As the space shuttle program came to an end in 2011, NASA began relying on the Russian Space Agency to ferry astronauts and supplies back and forth from the International Space Station (ISS). But even NASA, OK with paying $65 million per seat, did not see the latest price hike coming. Agreeing to pay $424 million for the flights of six astronauts aboard Russian Soyuz spacecraft to service the ISS in 2016 and the first half of 2017, NASA is not happy.
But NASA really has no other choice than to pay the $70.6 million per seat fare as Russia has the market cornered as the only way to get to and from the space station.Yes, several U.S. companies are in the process of taking that business away from Russia, but those efforts are a few years away. SpaceX is making cargo shipments, but not shipping humans yet. Still, according to NASA Administrator Charles Bolden, had congress approved NASA’s funding request for commercial space travel, the situation could have been avoided.
“Because the funding for the President’s plan has been significantly reduced, we now won’t be able to support American launches until 2017,” said Bolden in a NASA blog post reported by LaboratoryEquipment.
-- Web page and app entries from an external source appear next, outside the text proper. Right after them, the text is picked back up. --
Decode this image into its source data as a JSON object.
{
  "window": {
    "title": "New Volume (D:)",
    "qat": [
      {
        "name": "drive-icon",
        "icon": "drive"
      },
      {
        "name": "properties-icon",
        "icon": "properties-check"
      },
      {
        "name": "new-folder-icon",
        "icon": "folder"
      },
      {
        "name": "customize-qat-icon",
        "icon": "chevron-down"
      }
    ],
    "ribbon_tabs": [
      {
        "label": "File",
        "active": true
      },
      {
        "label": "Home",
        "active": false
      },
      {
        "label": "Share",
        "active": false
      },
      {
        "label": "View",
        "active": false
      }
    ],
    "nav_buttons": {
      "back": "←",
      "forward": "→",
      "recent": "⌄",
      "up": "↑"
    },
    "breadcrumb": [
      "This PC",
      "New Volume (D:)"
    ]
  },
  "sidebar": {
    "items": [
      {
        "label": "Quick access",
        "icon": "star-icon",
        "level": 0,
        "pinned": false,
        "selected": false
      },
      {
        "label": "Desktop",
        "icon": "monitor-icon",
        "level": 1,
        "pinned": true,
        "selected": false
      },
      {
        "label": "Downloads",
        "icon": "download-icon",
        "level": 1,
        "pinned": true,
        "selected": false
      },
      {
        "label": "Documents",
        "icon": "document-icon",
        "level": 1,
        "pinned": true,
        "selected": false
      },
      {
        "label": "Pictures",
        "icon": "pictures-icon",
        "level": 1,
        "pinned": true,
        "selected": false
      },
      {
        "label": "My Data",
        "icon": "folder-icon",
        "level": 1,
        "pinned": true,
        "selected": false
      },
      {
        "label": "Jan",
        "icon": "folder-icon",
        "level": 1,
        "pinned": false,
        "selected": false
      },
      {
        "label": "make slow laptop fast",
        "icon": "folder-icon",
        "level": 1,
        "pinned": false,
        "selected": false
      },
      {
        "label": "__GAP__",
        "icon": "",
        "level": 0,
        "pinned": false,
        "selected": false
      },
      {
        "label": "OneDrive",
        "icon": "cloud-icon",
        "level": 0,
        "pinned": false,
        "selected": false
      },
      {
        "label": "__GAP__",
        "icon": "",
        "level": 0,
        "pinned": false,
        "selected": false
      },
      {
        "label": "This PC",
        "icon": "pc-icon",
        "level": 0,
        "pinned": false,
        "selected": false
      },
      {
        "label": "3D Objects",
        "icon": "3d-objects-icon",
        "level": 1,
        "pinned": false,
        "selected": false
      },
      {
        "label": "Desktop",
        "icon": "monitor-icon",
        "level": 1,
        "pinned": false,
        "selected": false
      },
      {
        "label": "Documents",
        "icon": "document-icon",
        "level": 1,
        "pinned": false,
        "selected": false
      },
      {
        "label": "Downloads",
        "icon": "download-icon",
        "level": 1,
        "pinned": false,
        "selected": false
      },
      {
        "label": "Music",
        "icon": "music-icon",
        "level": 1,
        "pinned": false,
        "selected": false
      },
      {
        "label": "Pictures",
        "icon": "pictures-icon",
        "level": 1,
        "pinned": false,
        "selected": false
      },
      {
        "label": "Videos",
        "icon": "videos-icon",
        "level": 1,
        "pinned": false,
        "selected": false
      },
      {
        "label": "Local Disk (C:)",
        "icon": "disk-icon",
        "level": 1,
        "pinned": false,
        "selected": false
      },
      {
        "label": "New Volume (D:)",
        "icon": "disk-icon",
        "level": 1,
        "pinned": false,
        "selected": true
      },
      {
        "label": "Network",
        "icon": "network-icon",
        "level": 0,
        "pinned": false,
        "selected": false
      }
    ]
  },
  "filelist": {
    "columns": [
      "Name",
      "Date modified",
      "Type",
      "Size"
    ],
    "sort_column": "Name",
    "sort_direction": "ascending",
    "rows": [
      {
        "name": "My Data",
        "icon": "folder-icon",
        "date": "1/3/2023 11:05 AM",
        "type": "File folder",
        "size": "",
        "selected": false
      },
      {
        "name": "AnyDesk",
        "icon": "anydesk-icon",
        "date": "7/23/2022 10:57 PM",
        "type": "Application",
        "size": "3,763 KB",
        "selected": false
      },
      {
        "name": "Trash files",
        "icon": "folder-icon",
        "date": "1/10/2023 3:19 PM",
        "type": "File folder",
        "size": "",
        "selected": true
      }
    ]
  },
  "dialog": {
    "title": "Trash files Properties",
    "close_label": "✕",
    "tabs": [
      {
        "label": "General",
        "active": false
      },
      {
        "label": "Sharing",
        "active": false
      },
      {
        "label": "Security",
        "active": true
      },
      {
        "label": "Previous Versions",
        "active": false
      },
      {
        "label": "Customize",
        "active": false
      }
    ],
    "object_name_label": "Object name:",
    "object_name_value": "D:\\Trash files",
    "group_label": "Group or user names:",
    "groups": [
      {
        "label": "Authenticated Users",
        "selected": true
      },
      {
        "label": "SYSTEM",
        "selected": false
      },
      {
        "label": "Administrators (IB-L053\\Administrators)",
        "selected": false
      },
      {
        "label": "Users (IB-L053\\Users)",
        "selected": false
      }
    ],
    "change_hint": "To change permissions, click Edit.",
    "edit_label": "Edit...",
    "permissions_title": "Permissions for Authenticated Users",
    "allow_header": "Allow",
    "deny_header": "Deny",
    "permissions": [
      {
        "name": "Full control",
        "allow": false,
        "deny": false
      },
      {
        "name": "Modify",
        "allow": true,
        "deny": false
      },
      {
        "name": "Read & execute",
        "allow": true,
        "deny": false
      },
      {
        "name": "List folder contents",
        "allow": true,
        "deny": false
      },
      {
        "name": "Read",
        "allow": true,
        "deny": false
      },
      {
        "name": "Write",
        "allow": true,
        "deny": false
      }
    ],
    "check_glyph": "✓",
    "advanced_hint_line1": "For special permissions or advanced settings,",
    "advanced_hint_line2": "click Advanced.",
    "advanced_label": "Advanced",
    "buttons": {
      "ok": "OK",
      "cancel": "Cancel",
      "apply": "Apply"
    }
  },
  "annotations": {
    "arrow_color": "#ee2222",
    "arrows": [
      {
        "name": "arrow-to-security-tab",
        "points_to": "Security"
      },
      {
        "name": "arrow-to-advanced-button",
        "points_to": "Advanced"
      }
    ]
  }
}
It’s a tough place to be for NASA. On the other hand, the $100 million they spent to build a home for retired space shuttle Atlantis in Florida could have come in handy right about now. At least we can choose not to check luggage, comparison shop and bring our own meals on board. Astronauts don’t have that option.
When we last heard from Dennis Tito, it was when the New York-born American engineer was catching a $20 million ride on the International Space Station. That was in 2001 and he did so against the wishes of NASA, instead hitting up the Russian Federal Space Agency for the lift. Now, 20+ years later, Tito plans a trip to Mars in a venture that should make him the first human ever to walk on the red planet.
On what looks to be a 500-day round trip voyage to Mars, Tito’s newly formed Inspiration Mars Foundation teases “plans to take advantage of a unique window of opportunity to launch a historic journey to Mars and back in 501 days, starting in January 2018,” reports CNET.
Details are few right now but clarity will come next week during a press conference scheduled for February 27, 2013, at The National Press Club in Washington, D.C., moderated by CNN’s Miles O’Brien.
Speculation on how the flight will go includes wondering if an actual landing on Mars will occur or if the private mission will simply (as though this is simple in any way) be a fly-by. At nearly 70 years old by the time the proposed flight happens, time is of the essence for Tito.Also involved in the project is Paragon Space Development Corporation most recently involved with the life-support systems in the Red Bull Stratos Space Jumper, world’s-highest sky dive in 2012. That was nothing new for them either, as original members of the Biosphere 2 sealed dome life-support for the experiment of the early 1990s.
Add it all up and these private space leaders could very well pull it off. We’ll find out more details on the plan next week.
Want to know more about the idea of a mission to Mars? Check this video:
Banking frequent flyer miles, business travelers save for travel gear, clothing, sports and recreation equipment, personal vacations and more. Now, Virgin Galactic is allowing their frequent flyers to trade miles for a ride in space.
Virgin Galactic plans to send its first spacecraft, SpaceShip Two, on a suborbital space flight later this year. In a lottery, Virgin Galactic is allowing their Atlantic Flying Club members to redeem miles for a chance to win a trip on a the spaceflight.
According to the terms and conditions of the drawing, “Once Virgin Galactic launches it’s first flight to space, Flying Club will draw a winner from all the entries received.” You don’t need to have two million miles to register for the drawing, but you will need to have the miles in your account if your entry is selected as the winner.
The price tag: two million miles.Short on miles?
Virgin Galactic will allow members to buy up to 30,000 miles for $27. At that rate, a ride in space has a value of $54,000, not a bad price compared to the $63 million that the Russian space agency charges NASA for a ride to the international Space Station.